27. Can’t Help Falling in Love
First sung by Elvis Presley, this song has been covered endless times by artists as diverse as UB-40 and Twenty-One Pilots. It has a sweet, poignant melody. Every tutorial has a different version, from chords to two-note harmonies. This simplified one is ideal for first-time pianists.
28. What a Wonderful World – Louis Armstrong
However young you are, you can probably recognize the gruff voice that sings this phrase in random places. Even without context, or without knowing his name. So it’s a good song to learn since it cuts across audiences, from that foreign exchange student to your grandparents.
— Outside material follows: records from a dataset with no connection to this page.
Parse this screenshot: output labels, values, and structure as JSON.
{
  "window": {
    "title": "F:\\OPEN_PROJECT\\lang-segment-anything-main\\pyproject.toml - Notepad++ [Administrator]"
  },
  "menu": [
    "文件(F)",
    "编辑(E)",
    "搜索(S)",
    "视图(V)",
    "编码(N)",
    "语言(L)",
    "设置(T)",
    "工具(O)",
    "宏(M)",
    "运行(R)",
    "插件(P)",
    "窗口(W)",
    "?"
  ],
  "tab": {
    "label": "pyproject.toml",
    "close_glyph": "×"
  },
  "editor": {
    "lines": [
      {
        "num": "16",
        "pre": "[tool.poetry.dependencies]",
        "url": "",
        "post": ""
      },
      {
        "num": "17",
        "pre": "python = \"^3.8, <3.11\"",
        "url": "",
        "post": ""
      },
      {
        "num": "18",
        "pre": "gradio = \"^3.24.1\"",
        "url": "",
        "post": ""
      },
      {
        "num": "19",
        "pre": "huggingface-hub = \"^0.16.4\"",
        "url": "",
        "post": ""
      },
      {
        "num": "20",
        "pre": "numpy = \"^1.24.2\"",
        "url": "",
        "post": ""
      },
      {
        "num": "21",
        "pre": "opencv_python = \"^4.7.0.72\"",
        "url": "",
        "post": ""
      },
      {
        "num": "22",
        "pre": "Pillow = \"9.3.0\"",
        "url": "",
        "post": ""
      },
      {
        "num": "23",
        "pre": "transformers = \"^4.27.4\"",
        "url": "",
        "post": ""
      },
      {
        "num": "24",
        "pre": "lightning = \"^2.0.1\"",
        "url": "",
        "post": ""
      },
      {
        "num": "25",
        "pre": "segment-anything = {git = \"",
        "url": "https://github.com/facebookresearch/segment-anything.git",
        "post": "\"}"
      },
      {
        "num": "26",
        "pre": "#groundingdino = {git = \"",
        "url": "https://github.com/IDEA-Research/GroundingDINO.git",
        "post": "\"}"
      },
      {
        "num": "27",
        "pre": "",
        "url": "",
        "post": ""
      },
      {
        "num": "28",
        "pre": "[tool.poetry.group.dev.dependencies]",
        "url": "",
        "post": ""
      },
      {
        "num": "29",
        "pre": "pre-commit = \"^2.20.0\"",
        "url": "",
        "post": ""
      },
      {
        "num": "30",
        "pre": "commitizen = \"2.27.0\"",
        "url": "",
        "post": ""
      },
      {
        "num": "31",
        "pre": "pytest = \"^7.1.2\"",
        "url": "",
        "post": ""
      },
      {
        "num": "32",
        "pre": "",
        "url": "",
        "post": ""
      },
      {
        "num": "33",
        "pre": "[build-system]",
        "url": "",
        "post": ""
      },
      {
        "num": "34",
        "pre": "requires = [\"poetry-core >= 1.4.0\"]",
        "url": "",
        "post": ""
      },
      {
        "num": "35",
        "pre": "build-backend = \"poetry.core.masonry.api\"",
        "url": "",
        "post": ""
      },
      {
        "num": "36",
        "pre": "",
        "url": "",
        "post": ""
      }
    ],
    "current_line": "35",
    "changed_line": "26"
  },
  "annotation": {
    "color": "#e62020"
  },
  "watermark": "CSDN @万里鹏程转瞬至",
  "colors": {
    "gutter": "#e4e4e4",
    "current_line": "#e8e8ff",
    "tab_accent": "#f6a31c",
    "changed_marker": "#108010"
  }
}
29. Toccata and Fugue – Bach
Think of a stereotypical old-school piano scene. The type with lightning flashing and ominous organ music. This piece is probably what’s playing in your mind, so why not learn to play it with your fingers? The song is in D Minor and if you’re playing on a digital keyboard, you can even switch to the organ voice/timbre to make your playing feel more authentic and pleasurable.
30. Dance Monkey – Tones & I
Let’s jump back into the recent past with this pop piece from 2019. It will feel familiar to young learners with a certain taste in music. And if you need further motivation, check out the quirky official video then come back and learn the simplified piano arrangement. Have fun with it!
31.Thinking Out Loud – Ed Sheeran
When this song came out, it was lauded as the most romantic ballad ever written … until its composer went one better and topped it with Perfect. But it got played at so many weddings that it became cliché. Still, it’s a good piece to learn just in case – you never know. And if you have a friend that plays guitar, you can even make it a duet, since Ed generally performs it on strings.